**Data for processing**
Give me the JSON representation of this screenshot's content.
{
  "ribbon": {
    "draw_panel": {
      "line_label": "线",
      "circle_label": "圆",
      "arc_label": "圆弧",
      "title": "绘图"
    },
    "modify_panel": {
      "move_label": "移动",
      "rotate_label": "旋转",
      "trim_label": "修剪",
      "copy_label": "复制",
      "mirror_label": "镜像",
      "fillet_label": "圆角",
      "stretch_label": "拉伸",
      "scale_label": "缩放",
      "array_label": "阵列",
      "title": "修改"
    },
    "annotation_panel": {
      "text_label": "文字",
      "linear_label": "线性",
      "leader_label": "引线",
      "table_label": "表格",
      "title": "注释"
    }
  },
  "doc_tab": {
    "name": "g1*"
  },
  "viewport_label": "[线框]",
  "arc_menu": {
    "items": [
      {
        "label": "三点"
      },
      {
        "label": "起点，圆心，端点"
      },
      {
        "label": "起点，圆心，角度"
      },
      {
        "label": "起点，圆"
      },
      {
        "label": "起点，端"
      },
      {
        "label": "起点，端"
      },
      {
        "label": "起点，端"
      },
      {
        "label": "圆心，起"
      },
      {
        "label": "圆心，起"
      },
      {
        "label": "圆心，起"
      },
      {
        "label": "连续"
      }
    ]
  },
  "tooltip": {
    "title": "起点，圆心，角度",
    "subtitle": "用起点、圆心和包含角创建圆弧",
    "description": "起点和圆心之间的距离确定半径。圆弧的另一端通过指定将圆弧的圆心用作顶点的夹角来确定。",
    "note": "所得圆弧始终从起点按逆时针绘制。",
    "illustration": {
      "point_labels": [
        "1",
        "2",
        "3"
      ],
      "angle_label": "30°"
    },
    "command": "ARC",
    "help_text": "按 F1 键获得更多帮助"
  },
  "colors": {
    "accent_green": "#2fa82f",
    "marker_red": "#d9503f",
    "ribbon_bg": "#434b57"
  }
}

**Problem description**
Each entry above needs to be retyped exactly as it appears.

**Expected answer**
Give me the JSON representation of this screenshot's content.
{
  "ribbon": {
    "draw_panel": {
      "line_label": "线",
      "circle_label": "圆",
      "arc_label": "圆弧",
      "title": "绘图"
    },
    "modify_panel": {
      "move_label": "移动",
      "rotate_label": "旋转",
      "trim_label": "修剪",
      "copy_label": "复制",
      "mirror_label": "镜像",
      "fillet_label": "圆角",
      "stretch_label": "拉伸",
      "scale_label": "缩放",
      "array_label": "阵列",
      "title": "修改"
    },
    "annotation_panel": {
      "text_label": "文字",
      "linear_label": "线性",
      "leader_label": "引线",
      "table_label": "表格",
      "title": "注释"
    }
  },
  "doc_tab": {
    "name": "g1*"
  },
  "viewport_label": "[线框]",
  "arc_menu": {
    "items": [
      {
        "label": "三点"
      },
      {
        "label": "起点，圆心，端点"
      },
      {
        "label": "起点，圆心，角度"
      },
      {
        "label": "起点，圆"
      },
      {
        "label": "起点，端"
      },
      {
        "label": "起点，端"
      },
      {
        "label": "起点，端"
      },
      {
        "label": "圆心，起"
      },
      {
        "label": "圆心，起"
      },
      {
        "label": "圆心，起"
      },
      {
        "label": "连续"
      }
    ]
  },
  "tooltip": {
    "title": "起点，圆心，角度",
    "subtitle": "用起点、圆心和包含角创建圆弧",
    "description": "起点和圆心之间的距离确定半径。圆弧的另一端通过指定将圆弧的圆心用作顶点的夹角来确定。",
    "note": "所得圆弧始终从起点按逆时针绘制。",
    "illustration": {
      "point_labels": [
        "1",
        "2",
        "3"
      ],
      "angle_label": "30°"
    },
    "command": "ARC",
    "help_text": "按 F1 键获得更多帮助"
  },
  "colors": {
    "accent_green": "#2fa82f",
    "marker_red": "#d9503f",
    "ribbon_bg": "#434b57"
  }
}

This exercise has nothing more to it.